Surprisingly, it wasn’t a complete disaster. Our 12-pound turkey fit nicely into our economy-sized stove and a couple of hours later, voila: roasted bird. It really was a miracle we were able to cook an entire Thanksgiving Day meal in that tiny little kitchen.
I’m a bit older and wiser now. I’d like to roast a turkey to celebrate my fiance’s new apartment. Though the kitchen isn’t much bigger than my kitchen was in college, it’s better equipped to handle said bird.
I’ve taken some suggestions from our readers and now it’s time to put the turkey to the test.
- A whole fresh or frozen turkey
- 1 tablespoon Rosemary
- 2 tablespoons Thyme
- 2 tablespoons Sage
- Kosher Salt
- 1 Stick of Butter
- Bacon (optional)
- Garlic Powder
- 1 Can of Broth (for basting)
Thawing: If your turkey is frozen, make sure to thaw it safely. You don’t want to get sick, right? Turkey can stay frozen indefinitely, but as soon as you begin thawing, any bacteria that may have been present before freezing can begin growing again.
Refrigerator: Thaw a frozen turkey in your fridge for 24 hours for every 5 pounds.

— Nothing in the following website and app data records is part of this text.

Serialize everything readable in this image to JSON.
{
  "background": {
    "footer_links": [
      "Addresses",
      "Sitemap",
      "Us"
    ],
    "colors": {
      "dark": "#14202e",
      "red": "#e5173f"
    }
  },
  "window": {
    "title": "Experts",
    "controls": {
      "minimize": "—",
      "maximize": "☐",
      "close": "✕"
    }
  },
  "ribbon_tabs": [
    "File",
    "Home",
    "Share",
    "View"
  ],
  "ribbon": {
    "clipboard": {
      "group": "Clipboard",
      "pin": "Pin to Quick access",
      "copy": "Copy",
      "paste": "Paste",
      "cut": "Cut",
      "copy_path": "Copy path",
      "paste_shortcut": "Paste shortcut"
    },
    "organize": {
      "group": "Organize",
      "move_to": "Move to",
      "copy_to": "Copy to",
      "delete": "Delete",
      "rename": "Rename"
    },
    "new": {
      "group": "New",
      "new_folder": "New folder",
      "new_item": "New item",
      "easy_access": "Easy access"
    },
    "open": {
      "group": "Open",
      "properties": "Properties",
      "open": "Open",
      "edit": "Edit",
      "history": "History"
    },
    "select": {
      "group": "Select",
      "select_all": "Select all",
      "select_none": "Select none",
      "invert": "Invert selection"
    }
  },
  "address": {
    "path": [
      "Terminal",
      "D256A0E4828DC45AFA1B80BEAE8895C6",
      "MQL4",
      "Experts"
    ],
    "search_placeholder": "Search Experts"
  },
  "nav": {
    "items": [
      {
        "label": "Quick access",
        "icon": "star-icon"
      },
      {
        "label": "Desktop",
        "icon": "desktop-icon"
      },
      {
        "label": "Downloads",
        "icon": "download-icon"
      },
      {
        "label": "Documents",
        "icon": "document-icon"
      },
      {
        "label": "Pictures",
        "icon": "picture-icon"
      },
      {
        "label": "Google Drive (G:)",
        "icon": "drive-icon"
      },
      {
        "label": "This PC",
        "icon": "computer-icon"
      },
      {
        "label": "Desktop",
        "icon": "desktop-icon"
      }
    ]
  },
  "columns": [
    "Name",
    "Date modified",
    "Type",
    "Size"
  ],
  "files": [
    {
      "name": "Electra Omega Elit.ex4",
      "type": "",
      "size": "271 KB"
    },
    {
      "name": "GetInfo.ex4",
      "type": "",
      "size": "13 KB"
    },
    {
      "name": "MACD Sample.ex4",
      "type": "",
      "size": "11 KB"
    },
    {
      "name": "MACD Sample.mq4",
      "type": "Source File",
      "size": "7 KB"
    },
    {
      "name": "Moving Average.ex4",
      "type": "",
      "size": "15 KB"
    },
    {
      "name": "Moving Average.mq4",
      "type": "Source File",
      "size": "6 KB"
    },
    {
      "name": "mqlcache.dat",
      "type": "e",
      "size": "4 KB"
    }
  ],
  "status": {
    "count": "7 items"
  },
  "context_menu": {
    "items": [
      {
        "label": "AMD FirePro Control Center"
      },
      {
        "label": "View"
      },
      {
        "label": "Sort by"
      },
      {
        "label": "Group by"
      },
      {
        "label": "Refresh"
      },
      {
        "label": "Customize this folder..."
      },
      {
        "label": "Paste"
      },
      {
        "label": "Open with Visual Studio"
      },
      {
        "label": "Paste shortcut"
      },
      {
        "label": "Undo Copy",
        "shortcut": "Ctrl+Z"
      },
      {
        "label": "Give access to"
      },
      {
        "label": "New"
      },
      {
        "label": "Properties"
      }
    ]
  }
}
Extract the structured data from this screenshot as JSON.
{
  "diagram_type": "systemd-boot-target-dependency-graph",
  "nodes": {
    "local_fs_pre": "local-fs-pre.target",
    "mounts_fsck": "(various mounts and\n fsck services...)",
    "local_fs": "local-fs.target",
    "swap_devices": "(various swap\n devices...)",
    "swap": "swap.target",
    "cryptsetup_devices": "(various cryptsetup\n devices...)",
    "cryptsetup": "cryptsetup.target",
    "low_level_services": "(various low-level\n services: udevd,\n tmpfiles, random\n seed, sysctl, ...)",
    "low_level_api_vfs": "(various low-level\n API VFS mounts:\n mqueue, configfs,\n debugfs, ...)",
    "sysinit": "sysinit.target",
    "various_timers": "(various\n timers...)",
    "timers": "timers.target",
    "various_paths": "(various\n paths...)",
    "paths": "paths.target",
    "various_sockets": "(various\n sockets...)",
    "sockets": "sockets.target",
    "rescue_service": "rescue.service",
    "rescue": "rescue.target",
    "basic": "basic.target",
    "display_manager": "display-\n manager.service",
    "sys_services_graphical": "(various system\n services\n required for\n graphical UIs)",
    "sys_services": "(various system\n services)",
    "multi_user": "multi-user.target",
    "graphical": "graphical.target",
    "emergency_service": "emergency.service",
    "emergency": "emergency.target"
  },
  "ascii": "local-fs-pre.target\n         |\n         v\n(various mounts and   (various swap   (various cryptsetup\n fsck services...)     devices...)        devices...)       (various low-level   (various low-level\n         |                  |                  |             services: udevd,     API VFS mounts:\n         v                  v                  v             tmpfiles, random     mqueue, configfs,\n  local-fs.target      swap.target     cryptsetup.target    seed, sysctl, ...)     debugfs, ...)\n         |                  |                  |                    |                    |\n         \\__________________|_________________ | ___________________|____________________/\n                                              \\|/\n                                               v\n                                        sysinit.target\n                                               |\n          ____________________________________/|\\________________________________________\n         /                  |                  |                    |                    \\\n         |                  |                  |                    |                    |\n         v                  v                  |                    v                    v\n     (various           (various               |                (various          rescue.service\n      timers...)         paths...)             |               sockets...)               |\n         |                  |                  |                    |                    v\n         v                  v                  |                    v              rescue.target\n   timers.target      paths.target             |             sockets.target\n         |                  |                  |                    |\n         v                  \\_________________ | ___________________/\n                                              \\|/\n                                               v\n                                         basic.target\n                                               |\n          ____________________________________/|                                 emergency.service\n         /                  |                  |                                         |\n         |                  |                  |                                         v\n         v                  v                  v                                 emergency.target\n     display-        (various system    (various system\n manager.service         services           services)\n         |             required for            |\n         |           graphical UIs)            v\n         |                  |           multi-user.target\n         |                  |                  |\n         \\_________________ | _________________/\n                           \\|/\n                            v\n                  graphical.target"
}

Make sure to set your turkey in a shallow pan so the drippings don’t get on your other foods.
Cold water thawing: Put the wrapped turkey in cold water. Change the water every 30 minutes or so until the turkey is completely thawed. Allow 30 minutes per pound.
Microwave: Microwaves vary in power so follow the manufacturer’s directions when thawing. Use the turkey immediately after it’s thawed.
- After my turkey thawed, I pulled out the neck and the giblets (my turkey had the giblets in a piece of wax paper. I also ran cold water through the turkey to thaw out anything on the inside that may still have been frozen.
- Place your turkey in a roasting pan. Dry it, inside and out.
- Take a liberal amount of kosher salt and rub all surfaces of the turkey. Also rub the salt on the inside of the turkey.
- Melt half a stick of butter and brush it onto the turkey. Take the other half and place inside the turkey.
- Next, mix the rosemary, thyme and sage in a small bowl. Rub the mixture on every surface.
- If you’d like to stuff the turkey, tie the legs together with a cotton string.
- Take your raw bacon (optional) and place it under the skin of the breast. You may also wrap the wings and thighs.
- Pour chicken broth in the bottom of the pan for basting.
- Finally, sprinkle garlic powder, salt and pepper on the turkey before roasting.
- Roast, uncovered at 375 F for 1 hour.
- After 1 hour, baste, sprinkle with season and brush with more butter. Then make a tent with aluminum foil and cover loosely. Reduce the heat to 325 F and continue roasting for another hour.
- Uncover the turkey and continue roasting until a food thermometer shows the meat has reached 165 F.
- Let your turkey rest for 30 minutes before cutting. If you cut the turkey too soon, not only will you burn your fingers, but the turkey meat will release all of its moisture and it will be dry.
Cook an un-stuffed turkey at 325 F for 15 minutes per pound. Roast a stuffed turkey at 325 F for 18 minutes per pound.
I loosely followed a recipe I found at Cooks.com. Cooks.com recommends buttering after applying the spices, I disagree. Butter before the spices. Buttering afterward only brushes away all of that tasty rosemary and thyme.
My turkey was moist and tender, but it was also a little on the salty side. Next time I’ll be using less kosher salt (I admit, the turkey looked crystallized after I salted it).